The foodies are always one step ahead. No sooner do you start name-dropping obscure heirloom vegetables, than you realize the actual insiders have moved on from flora to fauna. Now they’re all about “heritage breed” turkeys, chickens, and cows. Or they’re not even talking about the food itself, but composting.

How can those who feel proud because we sometimes eat organic-ish, or have heard the word “sustainability,” compete in the escalating culinary one-upmanship?

I called Michael LaScola, the owner and executive chef of Nantucket’s American Seasons,and asked him what’s trending. “ ‘Foraged’ is huge right now,” he says, as is “farm to table.” But perhaps even newer are “field to jar” and “sea to spoon” (or, in the case of messy diners, “sea to lap”).
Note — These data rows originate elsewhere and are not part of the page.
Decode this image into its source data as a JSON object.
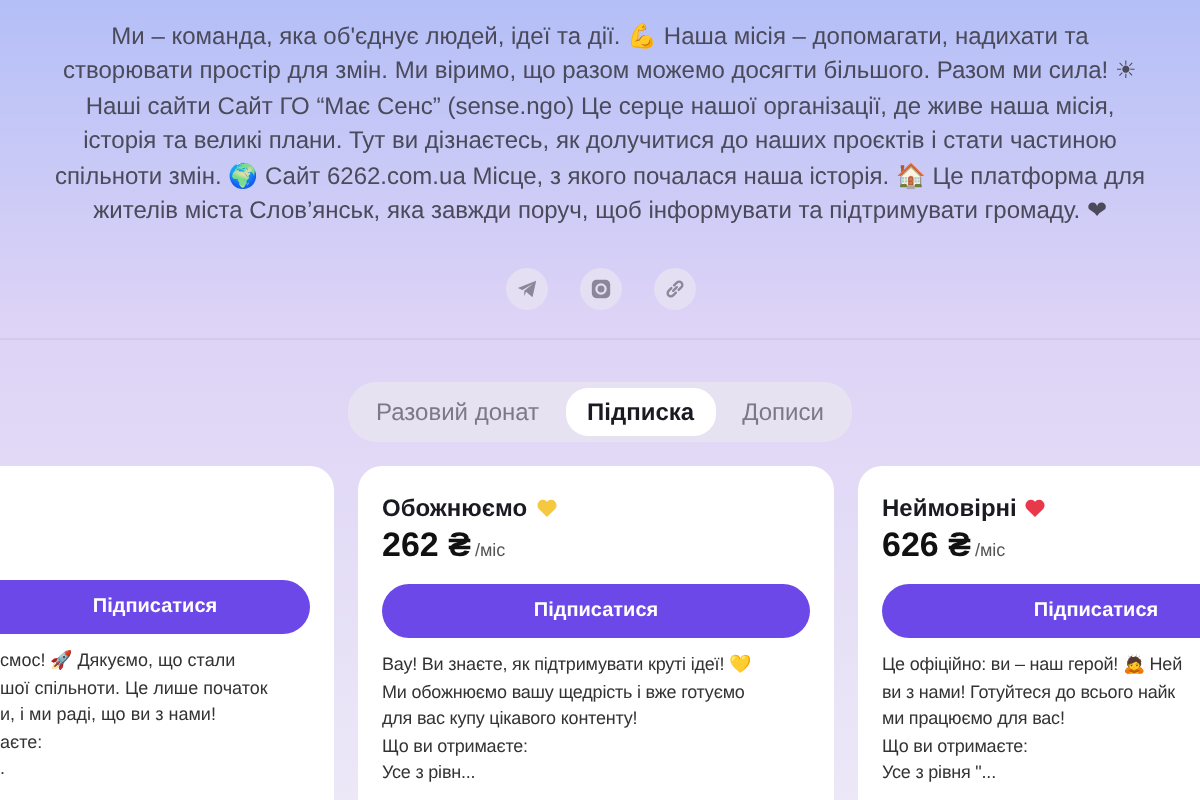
{
  "about": {
    "text": "Ми – команда, яка об'єднує людей, ідеї та дії. 💪 Наша місія – допомагати, надихати та\nстворювати простір для змін. Ми віримо, що разом можемо досягти більшого. Разом ми сила! ☀\nНаші сайти Сайт ГО “Має Сенс” (sense.ngo) Це серце нашої організації, де живе наша місія,\nісторія та великі плани. Тут ви дізнаєтесь, як долучитися до наших проєктів і стати частиною\nспільноти змін. 🌍 Сайт 6262.com.ua Місце, з якого почалася наша історія. 🏠 Це платформа для\nжителів міста Слов’янськ, яка завжди поруч, щоб інформувати та підтримувати громаду. ❤"
  },
  "social_links": [
    {
      "kind": "telegram"
    },
    {
      "kind": "instagram"
    },
    {
      "kind": "link"
    }
  ],
  "tabs": [
    {
      "label": "Разовий донат",
      "selected": false
    },
    {
      "label": "Підписка",
      "selected": true
    },
    {
      "label": "Дописи",
      "selected": false
    }
  ],
  "tiers": [
    {
      "kind": "partial",
      "button": "Підписатися",
      "description": "смос! 🚀 Дякуємо, що стали\nшої спільноти. Це лише початок\nи, і ми раді, що ви з нами!\nаєте:\n."
    },
    {
      "kind": "full",
      "title": "Обожнюємо",
      "color": "#f5c842",
      "price": "262 ₴",
      "period": "/міс",
      "button": "Підписатися",
      "description": "Вау! Ви знаєте, як підтримувати круті ідеї! 💛\nМи обожнюємо вашу щедрість і вже готуємо\nдля вас купу цікавого контенту!\nЩо ви отримаєте:\nУсе з рівн..."
    },
    {
      "kind": "full",
      "title": "Неймовірні",
      "color": "#e8394a",
      "price": "626 ₴",
      "period": "/міс",
      "button": "Підписатися",
      "description": "Це офіційно: ви – наш герой! 🙇 Ней\nви з нами! Готуйтеся до всього найк\nми працюємо для вас!\nЩо ви отримаєте:\nУсе з рівня \"..."
    }
  ]
}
And you’ll know you’re in the “right” restaurant if some menu items have been “chef dug” or “hand picked” — and the words “gourmet” or “artisan” are nowhere in sight. BETH TEITELL